-- Records shown follows --

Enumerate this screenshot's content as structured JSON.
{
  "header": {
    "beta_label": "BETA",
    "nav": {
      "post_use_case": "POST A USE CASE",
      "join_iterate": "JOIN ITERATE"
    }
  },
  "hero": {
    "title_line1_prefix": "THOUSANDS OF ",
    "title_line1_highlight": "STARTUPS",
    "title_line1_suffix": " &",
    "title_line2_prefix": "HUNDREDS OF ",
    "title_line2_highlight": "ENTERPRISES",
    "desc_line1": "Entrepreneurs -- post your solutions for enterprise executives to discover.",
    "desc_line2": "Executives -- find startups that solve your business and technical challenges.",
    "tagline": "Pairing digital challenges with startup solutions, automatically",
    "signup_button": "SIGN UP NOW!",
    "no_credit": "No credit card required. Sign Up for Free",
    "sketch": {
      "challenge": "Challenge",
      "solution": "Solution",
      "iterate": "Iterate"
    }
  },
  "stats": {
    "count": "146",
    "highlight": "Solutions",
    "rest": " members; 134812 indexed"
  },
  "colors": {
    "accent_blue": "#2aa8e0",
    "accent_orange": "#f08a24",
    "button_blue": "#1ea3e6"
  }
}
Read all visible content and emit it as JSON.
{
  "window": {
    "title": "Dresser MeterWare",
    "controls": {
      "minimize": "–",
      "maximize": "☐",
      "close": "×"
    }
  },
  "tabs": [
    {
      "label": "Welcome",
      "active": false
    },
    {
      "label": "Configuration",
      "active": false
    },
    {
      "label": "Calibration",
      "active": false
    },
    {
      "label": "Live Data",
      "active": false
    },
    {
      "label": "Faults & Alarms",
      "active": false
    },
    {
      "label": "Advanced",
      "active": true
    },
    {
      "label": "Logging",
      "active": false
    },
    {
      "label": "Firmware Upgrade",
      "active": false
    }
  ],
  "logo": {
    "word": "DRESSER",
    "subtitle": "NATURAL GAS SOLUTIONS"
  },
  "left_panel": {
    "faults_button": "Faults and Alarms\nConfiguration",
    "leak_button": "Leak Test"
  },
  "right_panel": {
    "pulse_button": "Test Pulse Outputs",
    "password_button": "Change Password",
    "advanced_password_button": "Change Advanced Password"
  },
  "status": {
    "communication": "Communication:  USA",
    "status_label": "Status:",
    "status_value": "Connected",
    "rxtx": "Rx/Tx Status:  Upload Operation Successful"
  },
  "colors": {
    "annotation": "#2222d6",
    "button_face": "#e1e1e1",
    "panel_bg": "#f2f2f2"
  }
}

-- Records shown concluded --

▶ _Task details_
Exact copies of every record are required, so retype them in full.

▶ _Written reply_
Enumerate this screenshot's content as structured JSON.
{
  "header": {
    "beta_label": "BETA",
    "nav": {
      "post_use_case": "POST A USE CASE",
      "join_iterate": "JOIN ITERATE"
    }
  },
  "hero": {
    "title_line1_prefix": "THOUSANDS OF ",
    "title_line1_highlight": "STARTUPS",
    "title_line1_suffix": " &",
    "title_line2_prefix": "HUNDREDS OF ",
    "title_line2_highlight": "ENTERPRISES",
    "desc_line1": "Entrepreneurs -- post your solutions for enterprise executives to discover.",
    "desc_line2": "Executives -- find startups that solve your business and technical challenges.",
    "tagline": "Pairing digital challenges with startup solutions, automatically",
    "signup_button": "SIGN UP NOW!",
    "no_credit": "No credit card required. Sign Up for Free",
    "sketch": {
      "challenge": "Challenge",
      "solution": "Solution",
      "iterate": "Iterate"
    }
  },
  "stats": {
    "count": "146",
    "highlight": "Solutions",
    "rest": " members; 134812 indexed"
  },
  "colors": {
    "accent_blue": "#2aa8e0",
    "accent_orange": "#f08a24",
    "button_blue": "#1ea3e6"
  }
}
Read all visible content and emit it as JSON.
{
  "window": {
    "title": "Dresser MeterWare",
    "controls": {
      "minimize": "–",
      "maximize": "☐",
      "close": "×"
    }
  },
  "tabs": [
    {
      "label": "Welcome",
      "active": false
    },
    {
      "label": "Configuration",
      "active": false
    },
    {
      "label": "Calibration",
      "active": false
    },
    {
      "label": "Live Data",
      "active": false
    },
    {
      "label": "Faults & Alarms",
      "active": false
    },
    {
      "label": "Advanced",
      "active": true
    },
    {
      "label": "Logging",
      "active": false
    },
    {
      "label": "Firmware Upgrade",
      "active": false
    }
  ],
  "logo": {
    "word": "DRESSER",
    "subtitle": "NATURAL GAS SOLUTIONS"
  },
  "left_panel": {
    "faults_button": "Faults and Alarms\nConfiguration",
    "leak_button": "Leak Test"
  },
  "right_panel": {
    "pulse_button": "Test Pulse Outputs",
    "password_button": "Change Password",
    "advanced_password_button": "Change Advanced Password"
  },
  "status": {
    "communication": "Communication:  USA",
    "status_label": "Status:",
    "status_value": "Connected",
    "rxtx": "Rx/Tx Status:  Upload Operation Successful"
  },
  "colors": {
    "annotation": "#2222d6",
    "button_face": "#e1e1e1",
    "panel_bg": "#f2f2f2"
  }
}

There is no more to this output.